Pathfinder runs on a d20 system, which is a high variance system (you can fail by a lot or succeed by a lot). This is a result of the fact that a d20 dice roll uniformly selects a value in a range of 20 values, with an expected roll of 10.5.
Systems like Shadowrun and GURPS tend to run based on 3d6 or sums of bernoulli random variables based on 1d6 rolls (5 or 6 'hits', 1/3 chance of 'hit'). These types of rolls have tighter distributions with lower variance (you most likely won't be far off from the average on a regular basis).
A problem with this is that CR as a measure of difficulty fails to account for action economy. It instead takes into account the modifiers that shift these 1-20 ranges up and down with respect to AC, Attack, Will Saves, and certain special talents. DCs, AC, and etc simply bisect this range of values into Fail and Success regions. As you slide this range by a +1 or -1 modifier, you change the probability of success by ±5%.
In the other systems, a change of +1 or -1, this change is is curved against where you already were. See the image below for probability of success for different target rolls:
As you can see, the impact of a 1-point shift isn't as significant in Pathfinder as it is in the other systems. However, CR is measured in these 1-point shifts (sometimes further skewed by special abilities), but in the early levels at least, it ends up boiling down to modifiers and HP.
Consider a CR 4 creature: The Giant Stag Beetle
This creature is designed to be fought by a party of four Level 4 adventurers for a "fair" fight. By level 4, a fighter will have +4 Base Attack and +3 STR Bonus (most likely more). On average, a fighter will hit this Beetle's 17 AC.

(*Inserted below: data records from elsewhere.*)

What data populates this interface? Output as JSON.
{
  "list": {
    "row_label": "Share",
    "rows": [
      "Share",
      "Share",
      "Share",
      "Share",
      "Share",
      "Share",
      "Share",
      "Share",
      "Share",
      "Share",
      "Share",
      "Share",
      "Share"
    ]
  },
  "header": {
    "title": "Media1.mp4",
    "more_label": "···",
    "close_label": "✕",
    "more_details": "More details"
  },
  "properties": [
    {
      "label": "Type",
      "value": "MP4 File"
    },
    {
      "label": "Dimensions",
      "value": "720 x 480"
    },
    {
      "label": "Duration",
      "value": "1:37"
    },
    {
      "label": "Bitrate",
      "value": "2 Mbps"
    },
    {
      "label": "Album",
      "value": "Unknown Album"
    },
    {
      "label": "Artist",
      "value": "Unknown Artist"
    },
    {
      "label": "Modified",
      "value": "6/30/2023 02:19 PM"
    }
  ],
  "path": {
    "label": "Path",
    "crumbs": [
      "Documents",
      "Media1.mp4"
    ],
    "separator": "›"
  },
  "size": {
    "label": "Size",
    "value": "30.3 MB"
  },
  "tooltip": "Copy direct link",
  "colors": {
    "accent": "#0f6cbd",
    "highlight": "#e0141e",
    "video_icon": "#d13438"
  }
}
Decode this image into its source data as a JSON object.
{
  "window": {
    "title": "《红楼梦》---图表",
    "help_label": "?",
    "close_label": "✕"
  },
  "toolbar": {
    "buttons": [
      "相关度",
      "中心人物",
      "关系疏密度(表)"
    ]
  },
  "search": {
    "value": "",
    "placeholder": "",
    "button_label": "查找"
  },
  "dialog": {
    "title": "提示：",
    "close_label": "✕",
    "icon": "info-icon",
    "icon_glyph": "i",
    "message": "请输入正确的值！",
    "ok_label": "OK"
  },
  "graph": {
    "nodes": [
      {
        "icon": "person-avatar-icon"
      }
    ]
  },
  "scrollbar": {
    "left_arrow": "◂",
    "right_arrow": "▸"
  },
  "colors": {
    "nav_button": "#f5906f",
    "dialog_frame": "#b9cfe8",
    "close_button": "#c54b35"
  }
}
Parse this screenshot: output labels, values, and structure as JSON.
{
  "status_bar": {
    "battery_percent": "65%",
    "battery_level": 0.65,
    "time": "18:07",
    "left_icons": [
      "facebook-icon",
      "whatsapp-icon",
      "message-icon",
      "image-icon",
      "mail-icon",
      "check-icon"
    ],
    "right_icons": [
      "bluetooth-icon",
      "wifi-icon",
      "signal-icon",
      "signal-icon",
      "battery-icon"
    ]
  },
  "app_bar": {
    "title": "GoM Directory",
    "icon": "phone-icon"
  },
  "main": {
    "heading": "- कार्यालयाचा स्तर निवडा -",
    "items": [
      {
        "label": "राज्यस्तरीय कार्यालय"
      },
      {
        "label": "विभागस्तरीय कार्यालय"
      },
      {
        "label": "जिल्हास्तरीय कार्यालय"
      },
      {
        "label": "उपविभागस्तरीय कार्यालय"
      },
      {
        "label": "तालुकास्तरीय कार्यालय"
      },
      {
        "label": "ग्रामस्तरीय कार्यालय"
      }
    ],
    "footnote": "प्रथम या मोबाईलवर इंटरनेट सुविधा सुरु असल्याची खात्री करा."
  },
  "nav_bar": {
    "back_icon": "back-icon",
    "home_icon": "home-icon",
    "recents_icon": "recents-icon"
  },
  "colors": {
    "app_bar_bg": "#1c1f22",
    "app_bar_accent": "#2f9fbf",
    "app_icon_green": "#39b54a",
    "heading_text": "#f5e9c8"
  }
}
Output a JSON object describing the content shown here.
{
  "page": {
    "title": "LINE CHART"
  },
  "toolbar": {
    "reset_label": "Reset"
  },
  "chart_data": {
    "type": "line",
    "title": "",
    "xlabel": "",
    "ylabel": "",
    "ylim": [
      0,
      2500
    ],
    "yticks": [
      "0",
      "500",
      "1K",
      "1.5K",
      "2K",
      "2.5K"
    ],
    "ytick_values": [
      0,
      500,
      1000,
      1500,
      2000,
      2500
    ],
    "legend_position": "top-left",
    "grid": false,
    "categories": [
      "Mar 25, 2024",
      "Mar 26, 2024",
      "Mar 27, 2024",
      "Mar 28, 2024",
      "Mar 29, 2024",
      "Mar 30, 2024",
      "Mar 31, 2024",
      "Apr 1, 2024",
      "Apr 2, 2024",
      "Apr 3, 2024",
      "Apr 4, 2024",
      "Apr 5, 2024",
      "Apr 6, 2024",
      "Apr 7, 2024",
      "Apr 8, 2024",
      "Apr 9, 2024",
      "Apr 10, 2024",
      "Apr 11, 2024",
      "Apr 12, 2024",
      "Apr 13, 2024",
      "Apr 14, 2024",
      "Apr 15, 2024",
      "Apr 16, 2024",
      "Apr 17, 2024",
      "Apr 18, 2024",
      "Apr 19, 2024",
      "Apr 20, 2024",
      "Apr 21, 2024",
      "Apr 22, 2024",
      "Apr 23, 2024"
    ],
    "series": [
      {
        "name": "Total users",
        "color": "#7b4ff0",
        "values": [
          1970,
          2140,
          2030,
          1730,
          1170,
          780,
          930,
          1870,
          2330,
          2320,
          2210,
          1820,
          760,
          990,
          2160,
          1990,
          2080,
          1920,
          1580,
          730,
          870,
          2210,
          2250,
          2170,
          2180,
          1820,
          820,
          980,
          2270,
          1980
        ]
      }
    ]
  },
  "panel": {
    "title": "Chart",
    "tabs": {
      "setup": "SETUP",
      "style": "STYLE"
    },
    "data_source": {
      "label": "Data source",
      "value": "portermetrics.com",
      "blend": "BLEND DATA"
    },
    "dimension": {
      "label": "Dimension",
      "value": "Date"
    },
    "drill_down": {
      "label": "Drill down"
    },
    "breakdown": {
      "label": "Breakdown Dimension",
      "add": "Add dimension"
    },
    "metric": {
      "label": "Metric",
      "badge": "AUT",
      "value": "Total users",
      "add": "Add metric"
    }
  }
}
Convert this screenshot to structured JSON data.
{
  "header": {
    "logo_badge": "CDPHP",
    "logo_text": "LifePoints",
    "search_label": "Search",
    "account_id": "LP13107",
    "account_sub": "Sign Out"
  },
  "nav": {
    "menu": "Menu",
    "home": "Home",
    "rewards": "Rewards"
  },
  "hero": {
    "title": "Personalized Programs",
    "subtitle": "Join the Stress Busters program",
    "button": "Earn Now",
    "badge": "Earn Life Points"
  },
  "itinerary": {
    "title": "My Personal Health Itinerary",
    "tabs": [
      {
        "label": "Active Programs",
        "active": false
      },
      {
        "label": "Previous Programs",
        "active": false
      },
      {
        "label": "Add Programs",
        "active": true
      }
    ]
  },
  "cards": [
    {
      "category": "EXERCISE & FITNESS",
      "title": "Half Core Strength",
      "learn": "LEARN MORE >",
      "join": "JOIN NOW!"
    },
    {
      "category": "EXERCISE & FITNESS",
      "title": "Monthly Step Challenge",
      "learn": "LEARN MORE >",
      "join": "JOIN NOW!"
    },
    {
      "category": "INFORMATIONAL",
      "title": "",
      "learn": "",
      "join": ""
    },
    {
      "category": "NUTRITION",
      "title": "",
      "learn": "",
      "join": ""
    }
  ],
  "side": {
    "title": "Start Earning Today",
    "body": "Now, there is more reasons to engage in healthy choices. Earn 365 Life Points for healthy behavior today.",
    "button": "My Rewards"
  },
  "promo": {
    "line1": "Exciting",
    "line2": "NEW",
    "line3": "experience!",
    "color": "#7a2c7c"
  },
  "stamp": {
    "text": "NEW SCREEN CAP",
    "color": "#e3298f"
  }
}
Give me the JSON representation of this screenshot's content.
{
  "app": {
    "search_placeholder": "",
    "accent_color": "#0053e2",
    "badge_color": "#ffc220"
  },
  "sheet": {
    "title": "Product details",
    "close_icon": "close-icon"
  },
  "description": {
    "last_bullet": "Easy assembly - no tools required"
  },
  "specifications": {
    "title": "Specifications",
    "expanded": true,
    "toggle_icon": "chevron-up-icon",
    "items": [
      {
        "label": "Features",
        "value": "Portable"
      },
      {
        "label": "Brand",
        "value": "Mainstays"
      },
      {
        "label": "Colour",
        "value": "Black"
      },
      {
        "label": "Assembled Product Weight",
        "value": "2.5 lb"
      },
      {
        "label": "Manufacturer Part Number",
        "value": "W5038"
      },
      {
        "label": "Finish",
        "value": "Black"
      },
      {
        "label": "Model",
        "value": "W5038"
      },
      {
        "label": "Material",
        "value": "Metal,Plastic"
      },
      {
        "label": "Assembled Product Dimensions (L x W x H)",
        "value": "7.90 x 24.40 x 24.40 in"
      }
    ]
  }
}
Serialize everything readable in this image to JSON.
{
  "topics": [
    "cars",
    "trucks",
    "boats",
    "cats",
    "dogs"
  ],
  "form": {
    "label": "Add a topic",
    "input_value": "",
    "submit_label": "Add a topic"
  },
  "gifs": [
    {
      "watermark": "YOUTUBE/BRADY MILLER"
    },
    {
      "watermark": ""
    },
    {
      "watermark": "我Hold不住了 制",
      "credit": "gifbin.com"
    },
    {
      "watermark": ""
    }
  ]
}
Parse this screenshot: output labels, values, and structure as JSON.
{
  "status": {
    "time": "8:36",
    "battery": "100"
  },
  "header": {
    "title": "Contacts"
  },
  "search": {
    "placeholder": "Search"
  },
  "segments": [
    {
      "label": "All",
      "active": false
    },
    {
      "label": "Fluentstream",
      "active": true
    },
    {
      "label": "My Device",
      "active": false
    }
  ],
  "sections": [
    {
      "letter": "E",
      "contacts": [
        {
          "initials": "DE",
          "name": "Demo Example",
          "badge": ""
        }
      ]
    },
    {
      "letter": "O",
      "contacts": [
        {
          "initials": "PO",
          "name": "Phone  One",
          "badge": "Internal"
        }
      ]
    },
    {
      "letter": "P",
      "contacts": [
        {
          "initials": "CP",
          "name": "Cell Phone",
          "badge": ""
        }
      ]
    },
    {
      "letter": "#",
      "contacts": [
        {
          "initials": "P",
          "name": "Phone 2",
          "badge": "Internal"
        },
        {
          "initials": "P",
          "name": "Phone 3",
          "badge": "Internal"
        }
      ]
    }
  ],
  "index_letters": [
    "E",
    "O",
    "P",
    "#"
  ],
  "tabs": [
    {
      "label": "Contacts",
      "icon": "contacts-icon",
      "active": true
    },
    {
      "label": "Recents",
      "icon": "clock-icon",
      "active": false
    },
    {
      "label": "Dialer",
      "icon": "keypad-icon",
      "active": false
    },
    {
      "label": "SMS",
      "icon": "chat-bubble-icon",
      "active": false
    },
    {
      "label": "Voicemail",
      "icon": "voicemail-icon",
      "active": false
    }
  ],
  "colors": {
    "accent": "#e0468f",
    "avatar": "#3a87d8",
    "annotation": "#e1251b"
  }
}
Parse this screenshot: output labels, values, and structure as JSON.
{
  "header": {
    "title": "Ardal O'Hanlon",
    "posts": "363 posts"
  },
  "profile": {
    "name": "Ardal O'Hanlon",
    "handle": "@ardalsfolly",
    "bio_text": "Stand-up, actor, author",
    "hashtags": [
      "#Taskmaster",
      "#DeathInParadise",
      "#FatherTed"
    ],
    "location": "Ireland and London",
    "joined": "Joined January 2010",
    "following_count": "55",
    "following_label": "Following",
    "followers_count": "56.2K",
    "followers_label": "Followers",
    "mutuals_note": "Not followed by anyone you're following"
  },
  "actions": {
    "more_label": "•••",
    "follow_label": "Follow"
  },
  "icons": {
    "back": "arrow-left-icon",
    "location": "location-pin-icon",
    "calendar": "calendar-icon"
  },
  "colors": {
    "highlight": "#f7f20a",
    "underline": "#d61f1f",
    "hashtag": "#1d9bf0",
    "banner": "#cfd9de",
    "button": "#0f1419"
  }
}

Consider now that there are four other players considered to be on "level ground with that fighter". Every full rotation of turns, this beetle will be taking two attacks on average, up to four total, and only dishing out one attack of it's own. To accommodate for this quarter-as-many-attacks, it's been given a 2d8 bite which is the equivalent of two longsword slashes. This still leaves it as doing half-as-much on average as a party of four and with a much higher variance.
If you continue to investigate it, you'll see that this beetle roughly equates to two level 4 fighters fighting within a 10-by-10 square and both targeting the same target each turn, in health and damage, but not in feats and special abilities. This encounter is already at a disadvantage in a combat that was meant to be fair. Four against two.
Now, consider that you've given each of your players the opportunity to gain additional actions per turn. This means additional attacks or additional actions. You've turned an already lopsided battle from a four-versus-two equivalent to an up-to eight-versus-two equivalent. You could very well defeat this Giant Stag Beetle before it even gets a turn with additional actions on each player.
These are the kinds of imbalances that additional actions cause. Even without homebrew, it already happens!
If there is a crafter in your party, he can craft Boots of Speed at around Level 3-4. The cost to make a pair of boots is 3k, which is half of the expected wealth of a level 4 player. The expectation that a player will have no item that cost them more than half their total wealth is being respected, but they are now all gaining an additional attack each turn.
Even one player having a pair of these boots lessens the impact of a CR 4 encounter as described above and now we can see that it's perfectly possible for it to happen and fairly commonly.